When a user submits a challenge on Optimism, the entire transaction associated with it will run through the EVM (see Glossary). In contrast, Arbitrum uses a more complex and lengthy off-chain dispute resolution method to reduce disputes to a single step in a transaction. Instead of sending the entire transaction into the EVM, the protocol will then send this single-step assertion to the EVM for final verification.
Current Optimism Ecosystem
Currently, there are several projects including large DeFi projects on Optimism. With major DeFi protocols integrating with Optimism, transactions among those DeFi protocols will be able to remain on Layer 2. In this case, users do not need to wait for funds to be sent back to Ethereum to interact with other protocols.
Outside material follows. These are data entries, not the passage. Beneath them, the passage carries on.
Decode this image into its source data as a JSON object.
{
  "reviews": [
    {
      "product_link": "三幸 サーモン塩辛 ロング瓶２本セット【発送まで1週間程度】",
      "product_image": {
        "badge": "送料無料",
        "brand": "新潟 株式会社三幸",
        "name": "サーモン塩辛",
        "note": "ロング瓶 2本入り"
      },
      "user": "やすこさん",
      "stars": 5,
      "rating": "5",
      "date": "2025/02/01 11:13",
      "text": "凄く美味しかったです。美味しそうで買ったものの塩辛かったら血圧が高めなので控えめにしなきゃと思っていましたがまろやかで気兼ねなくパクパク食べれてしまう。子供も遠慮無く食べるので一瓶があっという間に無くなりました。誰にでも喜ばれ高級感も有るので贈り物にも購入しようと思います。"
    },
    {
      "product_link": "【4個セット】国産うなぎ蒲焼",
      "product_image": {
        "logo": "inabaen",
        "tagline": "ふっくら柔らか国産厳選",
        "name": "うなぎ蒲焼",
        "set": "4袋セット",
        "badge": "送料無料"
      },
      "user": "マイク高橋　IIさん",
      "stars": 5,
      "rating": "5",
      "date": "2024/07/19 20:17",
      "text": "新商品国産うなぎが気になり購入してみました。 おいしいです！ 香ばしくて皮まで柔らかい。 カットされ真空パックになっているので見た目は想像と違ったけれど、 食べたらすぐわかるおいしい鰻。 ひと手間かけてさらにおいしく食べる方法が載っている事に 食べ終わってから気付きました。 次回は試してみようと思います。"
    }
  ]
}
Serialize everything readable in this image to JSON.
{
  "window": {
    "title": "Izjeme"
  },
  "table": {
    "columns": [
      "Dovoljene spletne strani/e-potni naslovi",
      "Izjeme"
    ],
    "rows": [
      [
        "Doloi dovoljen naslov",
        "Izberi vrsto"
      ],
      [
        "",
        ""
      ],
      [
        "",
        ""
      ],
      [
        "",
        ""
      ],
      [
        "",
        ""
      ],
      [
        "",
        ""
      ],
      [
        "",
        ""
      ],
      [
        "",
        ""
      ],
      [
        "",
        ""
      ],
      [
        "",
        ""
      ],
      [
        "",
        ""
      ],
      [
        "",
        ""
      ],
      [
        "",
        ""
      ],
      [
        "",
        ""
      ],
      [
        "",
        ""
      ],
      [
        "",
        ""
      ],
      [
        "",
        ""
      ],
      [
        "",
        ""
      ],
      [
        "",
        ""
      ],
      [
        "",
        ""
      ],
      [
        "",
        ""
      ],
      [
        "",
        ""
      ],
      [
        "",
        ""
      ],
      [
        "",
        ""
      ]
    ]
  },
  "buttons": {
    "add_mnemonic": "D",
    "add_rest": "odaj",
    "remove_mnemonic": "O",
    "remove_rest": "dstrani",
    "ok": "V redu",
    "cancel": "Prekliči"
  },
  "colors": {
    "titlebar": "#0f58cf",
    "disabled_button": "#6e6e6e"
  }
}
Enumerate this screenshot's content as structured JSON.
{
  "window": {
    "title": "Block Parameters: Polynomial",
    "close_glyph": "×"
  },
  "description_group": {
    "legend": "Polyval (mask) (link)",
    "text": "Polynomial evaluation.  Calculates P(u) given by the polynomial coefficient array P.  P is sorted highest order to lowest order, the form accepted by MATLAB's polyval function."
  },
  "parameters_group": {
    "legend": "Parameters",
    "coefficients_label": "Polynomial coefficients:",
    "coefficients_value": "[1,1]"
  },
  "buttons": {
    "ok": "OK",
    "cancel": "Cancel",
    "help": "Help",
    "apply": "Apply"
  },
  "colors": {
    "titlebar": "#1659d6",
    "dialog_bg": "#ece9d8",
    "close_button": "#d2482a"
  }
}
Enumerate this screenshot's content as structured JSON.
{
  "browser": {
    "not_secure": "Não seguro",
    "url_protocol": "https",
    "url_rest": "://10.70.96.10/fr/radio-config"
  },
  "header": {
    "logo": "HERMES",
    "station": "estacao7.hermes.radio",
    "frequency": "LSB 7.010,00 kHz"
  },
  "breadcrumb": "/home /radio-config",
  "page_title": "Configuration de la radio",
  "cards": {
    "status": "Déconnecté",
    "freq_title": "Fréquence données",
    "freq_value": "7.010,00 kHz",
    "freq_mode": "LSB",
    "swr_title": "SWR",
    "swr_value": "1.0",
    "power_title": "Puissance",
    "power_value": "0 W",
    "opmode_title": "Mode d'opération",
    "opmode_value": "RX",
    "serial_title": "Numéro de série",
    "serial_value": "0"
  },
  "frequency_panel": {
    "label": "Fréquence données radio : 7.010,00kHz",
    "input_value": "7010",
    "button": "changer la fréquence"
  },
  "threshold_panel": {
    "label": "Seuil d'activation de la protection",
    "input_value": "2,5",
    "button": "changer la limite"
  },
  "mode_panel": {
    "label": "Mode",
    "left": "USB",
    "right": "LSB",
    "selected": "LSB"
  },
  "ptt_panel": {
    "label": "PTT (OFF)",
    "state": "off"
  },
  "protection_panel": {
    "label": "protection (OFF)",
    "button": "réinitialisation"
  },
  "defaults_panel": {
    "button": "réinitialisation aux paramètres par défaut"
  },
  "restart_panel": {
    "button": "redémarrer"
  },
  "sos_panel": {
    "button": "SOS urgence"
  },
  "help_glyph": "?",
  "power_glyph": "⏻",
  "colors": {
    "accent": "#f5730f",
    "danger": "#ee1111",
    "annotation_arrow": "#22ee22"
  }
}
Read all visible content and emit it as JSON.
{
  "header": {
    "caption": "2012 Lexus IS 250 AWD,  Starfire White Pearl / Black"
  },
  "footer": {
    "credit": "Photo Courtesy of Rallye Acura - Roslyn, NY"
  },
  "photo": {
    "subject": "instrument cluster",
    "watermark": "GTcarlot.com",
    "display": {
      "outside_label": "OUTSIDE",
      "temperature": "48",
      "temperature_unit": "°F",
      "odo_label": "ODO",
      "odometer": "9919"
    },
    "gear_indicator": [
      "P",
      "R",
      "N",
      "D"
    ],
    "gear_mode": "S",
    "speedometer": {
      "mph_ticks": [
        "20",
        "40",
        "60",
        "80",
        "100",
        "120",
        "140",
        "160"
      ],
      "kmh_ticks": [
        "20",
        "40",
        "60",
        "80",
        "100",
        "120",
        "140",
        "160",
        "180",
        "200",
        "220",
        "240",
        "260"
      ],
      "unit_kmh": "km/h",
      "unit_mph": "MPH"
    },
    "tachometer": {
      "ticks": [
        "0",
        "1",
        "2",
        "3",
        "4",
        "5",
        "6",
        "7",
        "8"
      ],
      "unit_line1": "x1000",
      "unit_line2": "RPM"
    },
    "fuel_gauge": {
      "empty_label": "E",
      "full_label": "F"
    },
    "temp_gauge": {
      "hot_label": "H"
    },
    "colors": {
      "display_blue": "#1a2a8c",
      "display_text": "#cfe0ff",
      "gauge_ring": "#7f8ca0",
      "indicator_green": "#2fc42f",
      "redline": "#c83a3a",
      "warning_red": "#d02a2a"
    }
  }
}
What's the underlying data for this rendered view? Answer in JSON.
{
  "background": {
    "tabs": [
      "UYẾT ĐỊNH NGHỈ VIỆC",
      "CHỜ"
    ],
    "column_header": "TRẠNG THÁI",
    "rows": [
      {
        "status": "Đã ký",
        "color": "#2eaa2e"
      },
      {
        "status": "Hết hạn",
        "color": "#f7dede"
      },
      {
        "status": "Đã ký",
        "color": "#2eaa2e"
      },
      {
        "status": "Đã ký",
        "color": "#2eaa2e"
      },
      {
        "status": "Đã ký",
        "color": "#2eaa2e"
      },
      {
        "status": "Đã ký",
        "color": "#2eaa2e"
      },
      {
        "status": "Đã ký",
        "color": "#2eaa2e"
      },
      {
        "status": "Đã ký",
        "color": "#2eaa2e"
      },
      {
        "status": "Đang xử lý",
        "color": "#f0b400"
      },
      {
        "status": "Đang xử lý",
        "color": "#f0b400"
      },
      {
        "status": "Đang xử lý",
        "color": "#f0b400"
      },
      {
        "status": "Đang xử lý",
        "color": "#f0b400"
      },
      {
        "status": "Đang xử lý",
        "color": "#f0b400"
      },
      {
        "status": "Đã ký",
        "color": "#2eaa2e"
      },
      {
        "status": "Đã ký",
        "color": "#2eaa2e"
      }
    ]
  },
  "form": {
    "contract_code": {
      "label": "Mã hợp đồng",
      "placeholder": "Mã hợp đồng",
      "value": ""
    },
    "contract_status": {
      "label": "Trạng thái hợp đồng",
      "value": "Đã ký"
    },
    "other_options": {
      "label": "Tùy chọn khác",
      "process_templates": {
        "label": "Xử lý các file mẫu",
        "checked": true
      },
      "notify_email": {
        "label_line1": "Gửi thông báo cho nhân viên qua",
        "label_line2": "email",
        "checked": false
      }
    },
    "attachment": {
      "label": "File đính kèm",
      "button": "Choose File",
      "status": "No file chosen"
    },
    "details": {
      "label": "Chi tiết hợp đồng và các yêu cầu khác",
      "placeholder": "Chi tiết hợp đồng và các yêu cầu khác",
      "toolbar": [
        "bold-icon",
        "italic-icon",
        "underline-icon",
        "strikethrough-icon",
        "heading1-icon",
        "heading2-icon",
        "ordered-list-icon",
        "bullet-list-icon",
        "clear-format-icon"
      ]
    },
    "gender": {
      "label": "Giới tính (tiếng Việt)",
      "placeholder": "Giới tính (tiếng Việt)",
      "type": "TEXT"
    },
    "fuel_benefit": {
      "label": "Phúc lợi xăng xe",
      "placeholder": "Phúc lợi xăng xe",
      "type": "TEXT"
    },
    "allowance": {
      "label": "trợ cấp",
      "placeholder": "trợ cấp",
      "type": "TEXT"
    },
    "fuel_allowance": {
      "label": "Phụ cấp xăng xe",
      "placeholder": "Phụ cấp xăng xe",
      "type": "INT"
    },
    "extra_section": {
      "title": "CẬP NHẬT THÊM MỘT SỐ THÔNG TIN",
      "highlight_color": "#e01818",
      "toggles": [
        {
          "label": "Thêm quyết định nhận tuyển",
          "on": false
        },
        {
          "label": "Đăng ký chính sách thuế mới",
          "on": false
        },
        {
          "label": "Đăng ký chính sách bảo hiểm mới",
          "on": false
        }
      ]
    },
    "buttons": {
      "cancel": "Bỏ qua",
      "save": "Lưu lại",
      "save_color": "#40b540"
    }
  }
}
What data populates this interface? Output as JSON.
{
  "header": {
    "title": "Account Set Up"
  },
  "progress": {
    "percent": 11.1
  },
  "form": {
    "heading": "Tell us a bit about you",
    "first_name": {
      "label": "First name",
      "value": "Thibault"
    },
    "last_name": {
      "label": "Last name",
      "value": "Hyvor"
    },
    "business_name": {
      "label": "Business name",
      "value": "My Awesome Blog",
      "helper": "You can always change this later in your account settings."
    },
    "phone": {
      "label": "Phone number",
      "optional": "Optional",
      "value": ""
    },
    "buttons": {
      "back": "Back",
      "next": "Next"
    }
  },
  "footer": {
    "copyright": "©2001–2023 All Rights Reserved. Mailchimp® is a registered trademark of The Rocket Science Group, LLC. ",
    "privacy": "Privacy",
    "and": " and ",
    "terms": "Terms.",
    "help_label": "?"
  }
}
DeFi protocols on Optimism
There has always been buzz surrounding which Layer 2 rollup project — Arbitrum, Optimism or zkSync — would be the first to issue tokens. As Optimism stepped up to claim this title, early supporters had high expectations for its success. However, the airdrop went in the opposite direction.
First of all, overall market sentiment now is pessimistic. It was brave for Optimism to launch their token and conduct an airdrop in this market situation.
The airdrop itself also had its problems. Once the claiming started, Optimism experienced such high traffic in a short period of time that the blockchain became overloaded. This caused delays in the front end and users couldn’t complete their claims. As is normal with highly-anticipated airdrops, the OP token price rally, as expected, was a one-day wonder.
EVM: Refers to Ethereum Virtual Machine, a layer that separates the Optimism and Ethereum blockchains.
EVM-compatible: Being EVM-compatible means that Ethereum smart contracts can be deployed on the compatible chain. Pros include lower gas fees on the compatible network and developers are able to use the same programming language (Solidity) to write smart contracts.
The views expressed in this article are the author's alone and do not necessarily represent the views of ApolloX.
Risk Reminder: Crypto and NFT trading carries a risk. All trading activities are done at your discretion and at your own risk. The information here should not be regarded as financial or investment advice from ApolloX. ApolloX will not be liable for any loss that might arise from your use of any financial product.
The ApolloX app is available on Apple Store or Google Play here.
Stay up to date with ApolloX!